━━ Task material ━━

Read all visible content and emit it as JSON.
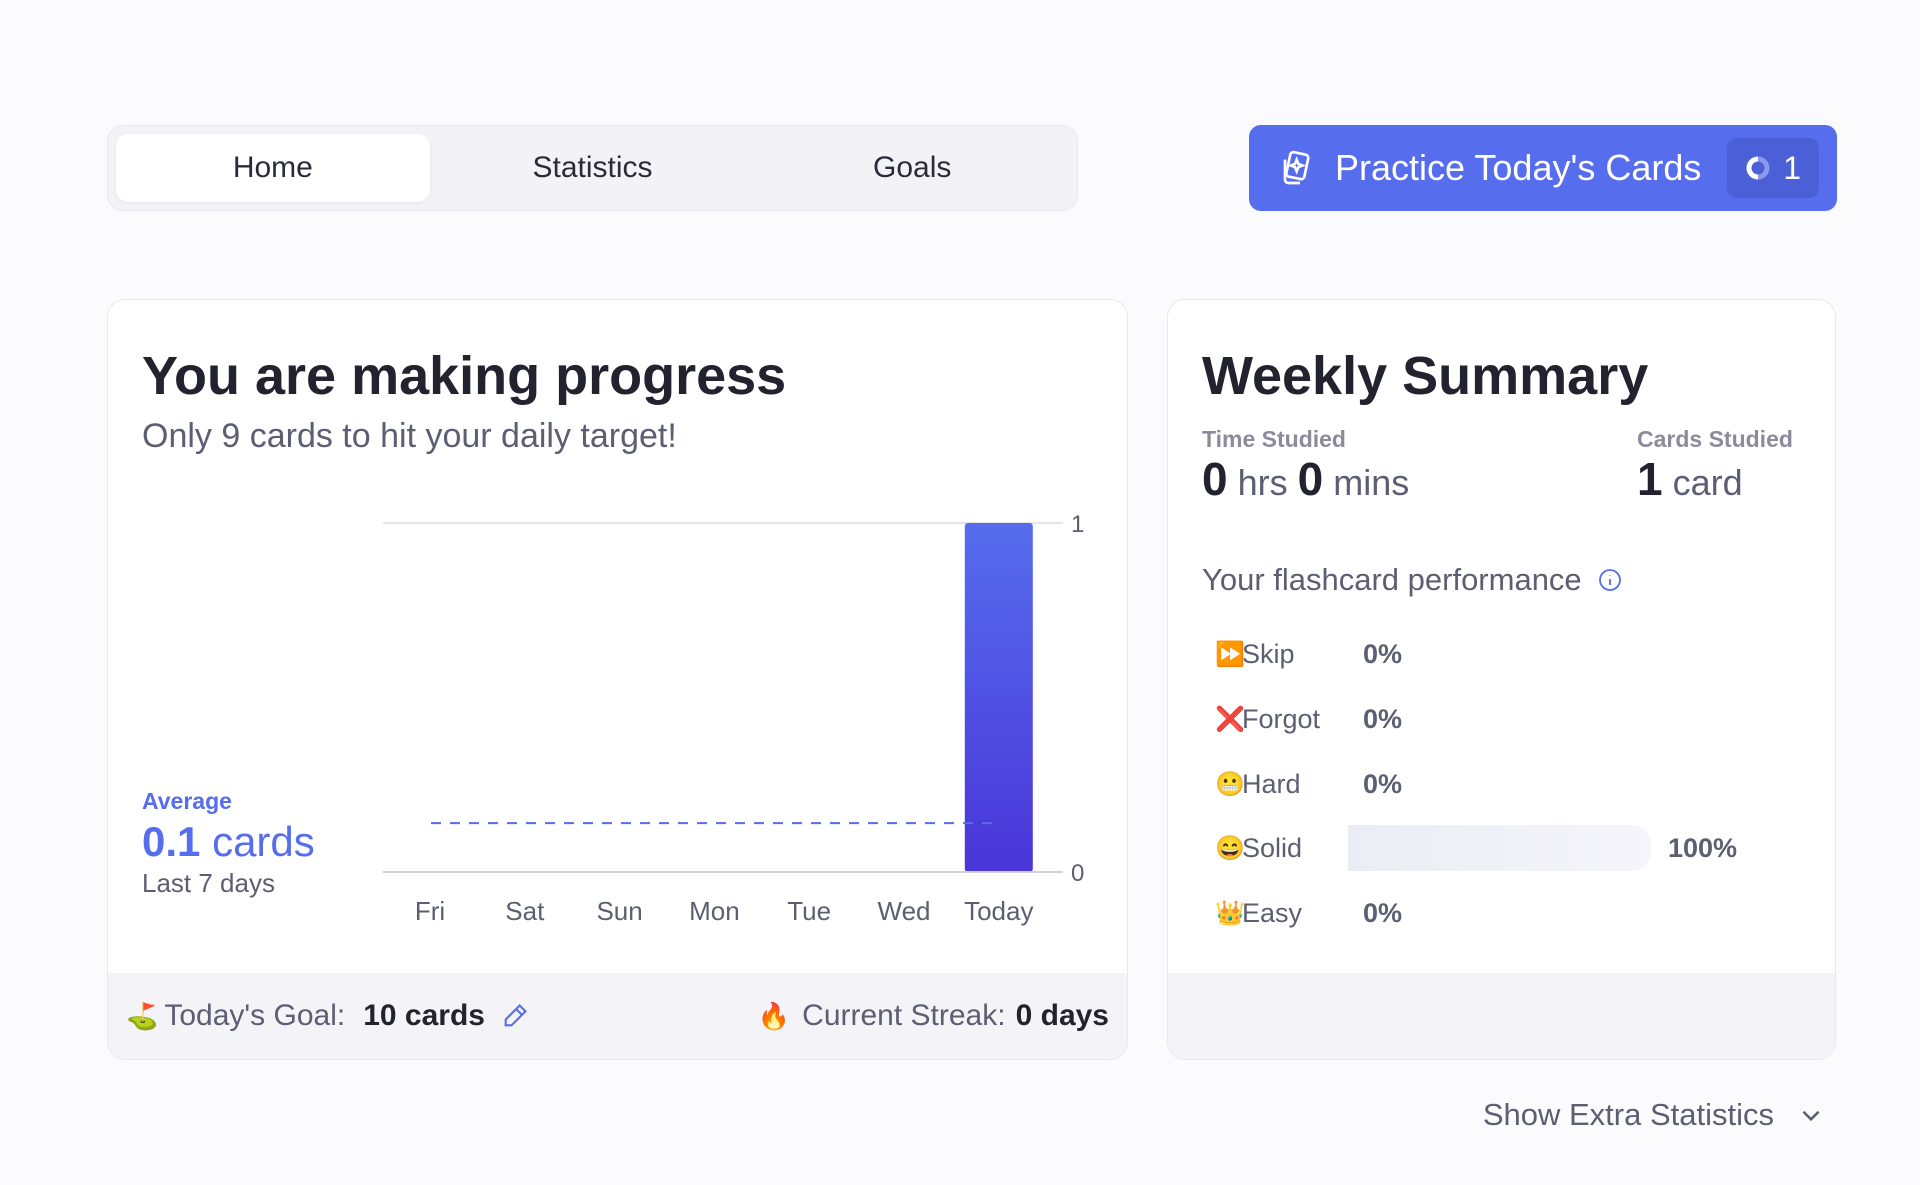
{
  "tabs": [
    {
      "label": "Home",
      "active": true
    },
    {
      "label": "Statistics"
    },
    {
      "label": "Goals"
    }
  ],
  "practice": {
    "label": "Practice Today's Cards",
    "count": "1",
    "icon": "cards-sparkle-icon",
    "color": "#566ded"
  },
  "progress": {
    "title": "You are making progress",
    "subtitle": "Only 9 cards to hit your daily target!",
    "average_label": "Average",
    "average_value": "0.1",
    "average_unit": "cards",
    "average_period": "Last 7 days"
  },
  "chart_data": {
    "type": "bar",
    "categories": [
      "Fri",
      "Sat",
      "Sun",
      "Mon",
      "Tue",
      "Wed",
      "Today"
    ],
    "values": [
      0,
      0,
      0,
      0,
      0,
      0,
      1
    ],
    "ylim": [
      0,
      1
    ],
    "yticks": [
      "0",
      "1"
    ],
    "average_line": 0.14,
    "bar_color": "#4f46e5",
    "grid": false
  },
  "footer": {
    "goal_label": "Today's Goal:",
    "goal_value": "10 cards",
    "streak_label": "Current Streak:",
    "streak_value": "0 days"
  },
  "weekly": {
    "title": "Weekly Summary",
    "time_label": "Time Studied",
    "hrs": "0",
    "hrs_unit": "hrs",
    "mins": "0",
    "mins_unit": "mins",
    "cards_label": "Cards Studied",
    "cards": "1",
    "cards_unit": "card",
    "perf_title": "Your flashcard performance",
    "rows": [
      {
        "icon": "⏩",
        "name": "Skip",
        "pct": "0%"
      },
      {
        "icon": "❌",
        "name": "Forgot",
        "pct": "0%"
      },
      {
        "icon": "😬",
        "name": "Hard",
        "pct": "0%"
      },
      {
        "icon": "😄",
        "name": "Solid",
        "pct": "100%",
        "fill": 1
      },
      {
        "icon": "👑",
        "name": "Easy",
        "pct": "0%"
      }
    ]
  },
  "extra": {
    "label": "Show Extra Statistics"
  }
}
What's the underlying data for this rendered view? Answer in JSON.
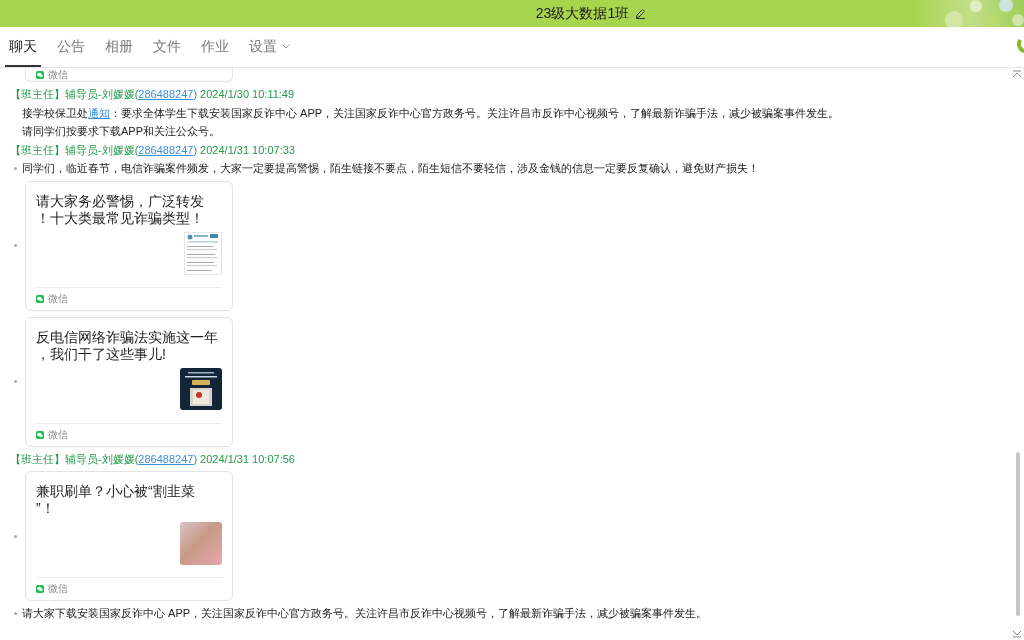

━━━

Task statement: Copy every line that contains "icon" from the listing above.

Answer box:
    "icon": "cards-sparkle-icon",
        "icon": "⏩",
        "icon": "❌",
        "icon": "😬",
        "icon": "😄",
        "icon": "👑",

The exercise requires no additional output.